*BRIEF*: Nothing but an exact repeat of the data, with pictures removed, belongs in the answer.

*INPUT MATERIAL*:
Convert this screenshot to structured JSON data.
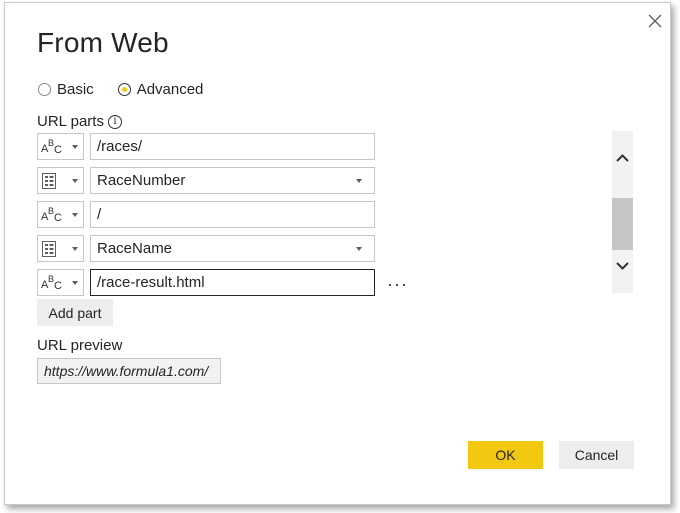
{
  "dialog": {
    "title": "From Web",
    "close_icon": "close-icon"
  },
  "mode": {
    "options": [
      {
        "label": "Basic",
        "selected": false
      },
      {
        "label": "Advanced",
        "selected": true
      }
    ]
  },
  "url_parts": {
    "label": "URL parts",
    "info_glyph": "i",
    "parts": [
      {
        "type": "text",
        "value": "/races/"
      },
      {
        "type": "parameter",
        "value": "RaceNumber"
      },
      {
        "type": "text",
        "value": "/"
      },
      {
        "type": "parameter",
        "value": "RaceName"
      },
      {
        "type": "text",
        "value": "/race-result.html"
      }
    ],
    "more_label": "···"
  },
  "buttons": {
    "add_part": "Add part",
    "ok": "OK",
    "cancel": "Cancel"
  },
  "preview": {
    "label": "URL preview",
    "value": "https://www.formula1.com/"
  },
  "colors": {
    "accent": "#f2c811",
    "secondary_button": "#ededed",
    "border": "#c8c6c4"
  }
}
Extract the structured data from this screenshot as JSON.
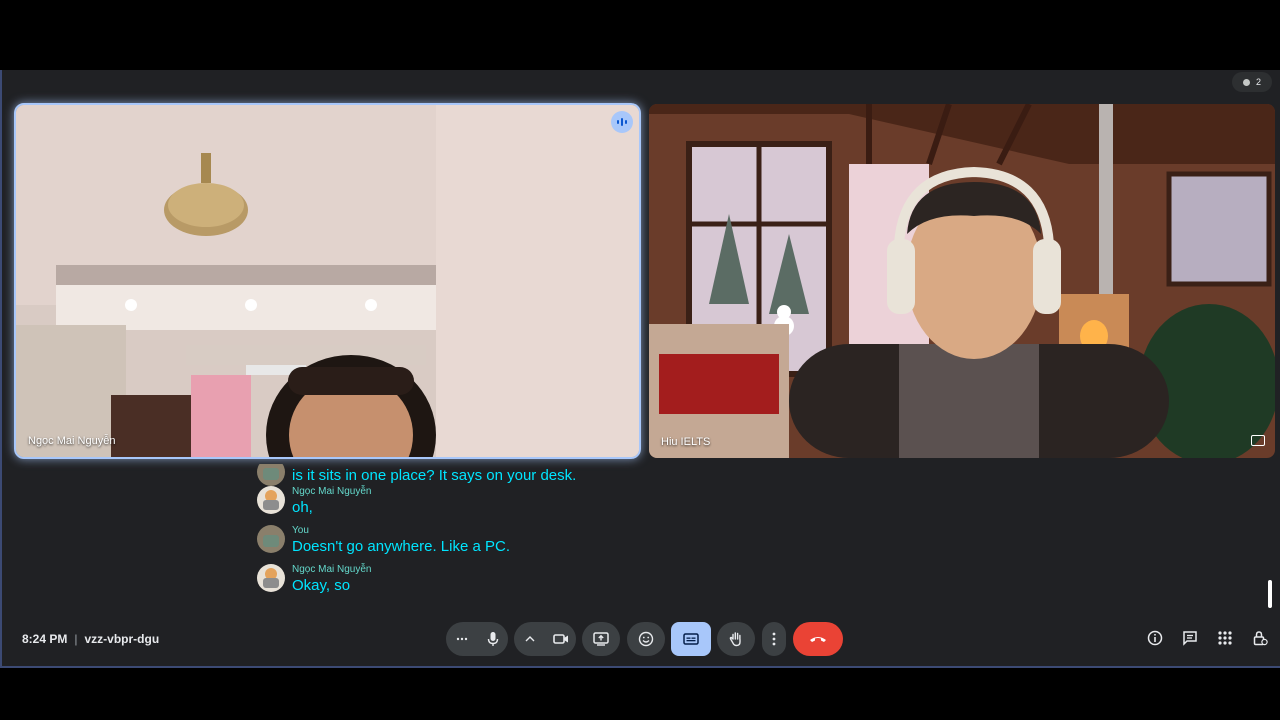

*RESPONSE BOX*:
Convert this screenshot to structured JSON data.
{
  "dialog": {
    "title": "From Web",
    "close_icon": "close-icon"
  },
  "mode": {
    "options": [
      {
        "label": "Basic",
        "selected": false
      },
      {
        "label": "Advanced",
        "selected": true
      }
    ]
  },
  "url_parts": {
    "label": "URL parts",
    "info_glyph": "i",
    "parts": [
      {
        "type": "text",
        "value": "/races/"
      },
      {
        "type": "parameter",
        "value": "RaceNumber"
      },
      {
        "type": "text",
        "value": "/"
      },
      {
        "type": "parameter",
        "value": "RaceName"
      },
      {
        "type": "text",
        "value": "/race-result.html"
      }
    ],
    "more_label": "···"
  },
  "buttons": {
    "add_part": "Add part",
    "ok": "OK",
    "cancel": "Cancel"
  },
  "preview": {
    "label": "URL preview",
    "value": "https://www.formula1.com/"
  },
  "colors": {
    "accent": "#f2c811",
    "secondary_button": "#ededed",
    "border": "#c8c6c4"
  }
}
Extract the structured data from this screenshot as JSON.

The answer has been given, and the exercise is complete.